▶ _EXERCISE DIRECTIONS_
What you give back must match the records below word for word.

▶ _Element data from apps and pages_
===============
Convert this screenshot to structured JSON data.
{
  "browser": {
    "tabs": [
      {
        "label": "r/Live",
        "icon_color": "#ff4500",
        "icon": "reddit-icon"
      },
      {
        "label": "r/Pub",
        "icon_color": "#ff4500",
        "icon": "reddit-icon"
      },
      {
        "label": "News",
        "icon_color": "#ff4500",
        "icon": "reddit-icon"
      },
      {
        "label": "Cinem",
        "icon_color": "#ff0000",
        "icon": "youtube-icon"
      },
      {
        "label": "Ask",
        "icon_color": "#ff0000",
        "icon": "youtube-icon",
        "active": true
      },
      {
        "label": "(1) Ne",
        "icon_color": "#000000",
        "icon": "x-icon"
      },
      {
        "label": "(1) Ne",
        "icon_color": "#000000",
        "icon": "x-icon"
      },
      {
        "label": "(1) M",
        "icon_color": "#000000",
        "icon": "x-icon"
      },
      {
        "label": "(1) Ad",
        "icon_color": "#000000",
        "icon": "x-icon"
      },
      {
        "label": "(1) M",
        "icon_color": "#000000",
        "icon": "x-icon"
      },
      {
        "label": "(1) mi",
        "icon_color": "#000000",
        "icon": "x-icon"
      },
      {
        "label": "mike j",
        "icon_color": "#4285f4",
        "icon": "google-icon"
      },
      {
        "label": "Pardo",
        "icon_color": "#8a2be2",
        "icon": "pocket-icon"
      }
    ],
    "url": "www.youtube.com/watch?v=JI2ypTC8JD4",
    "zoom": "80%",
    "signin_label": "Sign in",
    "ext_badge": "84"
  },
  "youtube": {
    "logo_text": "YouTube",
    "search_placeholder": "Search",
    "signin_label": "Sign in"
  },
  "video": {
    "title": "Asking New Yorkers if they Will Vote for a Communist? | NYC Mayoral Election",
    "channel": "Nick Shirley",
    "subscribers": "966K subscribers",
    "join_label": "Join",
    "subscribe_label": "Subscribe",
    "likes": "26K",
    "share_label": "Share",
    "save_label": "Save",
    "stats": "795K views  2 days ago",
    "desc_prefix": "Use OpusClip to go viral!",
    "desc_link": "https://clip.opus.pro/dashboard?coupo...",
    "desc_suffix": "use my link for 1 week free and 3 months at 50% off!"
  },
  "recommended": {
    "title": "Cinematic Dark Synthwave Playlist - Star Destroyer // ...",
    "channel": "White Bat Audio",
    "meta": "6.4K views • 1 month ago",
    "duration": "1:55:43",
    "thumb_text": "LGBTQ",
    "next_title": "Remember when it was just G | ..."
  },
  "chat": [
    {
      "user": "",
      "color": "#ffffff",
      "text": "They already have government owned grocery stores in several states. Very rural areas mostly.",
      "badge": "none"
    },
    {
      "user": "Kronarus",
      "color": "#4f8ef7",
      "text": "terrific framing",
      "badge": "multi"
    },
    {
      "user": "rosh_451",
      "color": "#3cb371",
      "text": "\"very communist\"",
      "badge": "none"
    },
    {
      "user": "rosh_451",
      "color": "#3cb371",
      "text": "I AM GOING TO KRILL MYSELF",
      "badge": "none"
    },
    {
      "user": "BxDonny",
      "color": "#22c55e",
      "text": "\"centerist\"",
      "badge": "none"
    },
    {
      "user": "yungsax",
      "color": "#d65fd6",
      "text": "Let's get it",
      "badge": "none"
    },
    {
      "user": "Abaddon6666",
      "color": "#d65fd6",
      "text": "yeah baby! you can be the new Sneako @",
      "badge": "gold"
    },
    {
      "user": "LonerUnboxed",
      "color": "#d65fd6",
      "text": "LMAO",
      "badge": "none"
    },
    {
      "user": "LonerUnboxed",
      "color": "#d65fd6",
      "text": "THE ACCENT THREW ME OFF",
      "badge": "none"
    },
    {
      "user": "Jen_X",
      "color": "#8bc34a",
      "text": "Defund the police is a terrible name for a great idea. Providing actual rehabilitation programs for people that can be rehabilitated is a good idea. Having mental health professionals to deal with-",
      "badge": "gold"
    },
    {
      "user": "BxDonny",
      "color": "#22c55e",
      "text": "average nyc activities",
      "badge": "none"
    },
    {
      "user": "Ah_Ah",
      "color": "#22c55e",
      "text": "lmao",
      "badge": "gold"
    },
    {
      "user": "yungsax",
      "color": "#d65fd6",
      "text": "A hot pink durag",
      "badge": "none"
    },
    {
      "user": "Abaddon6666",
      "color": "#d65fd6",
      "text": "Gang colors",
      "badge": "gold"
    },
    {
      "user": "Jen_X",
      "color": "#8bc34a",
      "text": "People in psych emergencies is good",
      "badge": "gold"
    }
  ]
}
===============
▶ _ANSWER TO THIS TASK_
Convert this screenshot to structured JSON data.
{
  "browser": {
    "tabs": [
      {
        "label": "r/Live",
        "icon_color": "#ff4500",
        "icon": "reddit-icon"
      },
      {
        "label": "r/Pub",
        "icon_color": "#ff4500",
        "icon": "reddit-icon"
      },
      {
        "label": "News",
        "icon_color": "#ff4500",
        "icon": "reddit-icon"
      },
      {
        "label": "Cinem",
        "icon_color": "#ff0000",
        "icon": "youtube-icon"
      },
      {
        "label": "Ask",
        "icon_color": "#ff0000",
        "icon": "youtube-icon",
        "active": true
      },
      {
        "label": "(1) Ne",
        "icon_color": "#000000",
        "icon": "x-icon"
      },
      {
        "label": "(1) Ne",
        "icon_color": "#000000",
        "icon": "x-icon"
      },
      {
        "label": "(1) M",
        "icon_color": "#000000",
        "icon": "x-icon"
      },
      {
        "label": "(1) Ad",
        "icon_color": "#000000",
        "icon": "x-icon"
      },
      {
        "label": "(1) M",
        "icon_color": "#000000",
        "icon": "x-icon"
      },
      {
        "label": "(1) mi",
        "icon_color": "#000000",
        "icon": "x-icon"
      },
      {
        "label": "mike j",
        "icon_color": "#4285f4",
        "icon": "google-icon"
      },
      {
        "label": "Pardo",
        "icon_color": "#8a2be2",
        "icon": "pocket-icon"
      }
    ],
    "url": "www.youtube.com/watch?v=JI2ypTC8JD4",
    "zoom": "80%",
    "signin_label": "Sign in",
    "ext_badge": "84"
  },
  "youtube": {
    "logo_text": "YouTube",
    "search_placeholder": "Search",
    "signin_label": "Sign in"
  },
  "video": {
    "title": "Asking New Yorkers if they Will Vote for a Communist? | NYC Mayoral Election",
    "channel": "Nick Shirley",
    "subscribers": "966K subscribers",
    "join_label": "Join",
    "subscribe_label": "Subscribe",
    "likes": "26K",
    "share_label": "Share",
    "save_label": "Save",
    "stats": "795K views  2 days ago",
    "desc_prefix": "Use OpusClip to go viral!",
    "desc_link": "https://clip.opus.pro/dashboard?coupo...",
    "desc_suffix": "use my link for 1 week free and 3 months at 50% off!"
  },
  "recommended": {
    "title": "Cinematic Dark Synthwave Playlist - Star Destroyer // ...",
    "channel": "White Bat Audio",
    "meta": "6.4K views • 1 month ago",
    "duration": "1:55:43",
    "thumb_text": "LGBTQ",
    "next_title": "Remember when it was just G | ..."
  },
  "chat": [
    {
      "user": "",
      "color": "#ffffff",
      "text": "They already have government owned grocery stores in several states. Very rural areas mostly.",
      "badge": "none"
    },
    {
      "user": "Kronarus",
      "color": "#4f8ef7",
      "text": "terrific framing",
      "badge": "multi"
    },
    {
      "user": "rosh_451",
      "color": "#3cb371",
      "text": "\"very communist\"",
      "badge": "none"
    },
    {
      "user": "rosh_451",
      "color": "#3cb371",
      "text": "I AM GOING TO KRILL MYSELF",
      "badge": "none"
    },
    {
      "user": "BxDonny",
      "color": "#22c55e",
      "text": "\"centerist\"",
      "badge": "none"
    },
    {
      "user": "yungsax",
      "color": "#d65fd6",
      "text": "Let's get it",
      "badge": "none"
    },
    {
      "user": "Abaddon6666",
      "color": "#d65fd6",
      "text": "yeah baby! you can be the new Sneako @",
      "badge": "gold"
    },
    {
      "user": "LonerUnboxed",
      "color": "#d65fd6",
      "text": "LMAO",
      "badge": "none"
    },
    {
      "user": "LonerUnboxed",
      "color": "#d65fd6",
      "text": "THE ACCENT THREW ME OFF",
      "badge": "none"
    },
    {
      "user": "Jen_X",
      "color": "#8bc34a",
      "text": "Defund the police is a terrible name for a great idea. Providing actual rehabilitation programs for people that can be rehabilitated is a good idea. Having mental health professionals to deal with-",
      "badge": "gold"
    },
    {
      "user": "BxDonny",
      "color": "#22c55e",
      "text": "average nyc activities",
      "badge": "none"
    },
    {
      "user": "Ah_Ah",
      "color": "#22c55e",
      "text": "lmao",
      "badge": "gold"
    },
    {
      "user": "yungsax",
      "color": "#d65fd6",
      "text": "A hot pink durag",
      "badge": "none"
    },
    {
      "user": "Abaddon6666",
      "color": "#d65fd6",
      "text": "Gang colors",
      "badge": "gold"
    },
    {
      "user": "Jen_X",
      "color": "#8bc34a",
      "text": "People in psych emergencies is good",
      "badge": "gold"
    }
  ]
}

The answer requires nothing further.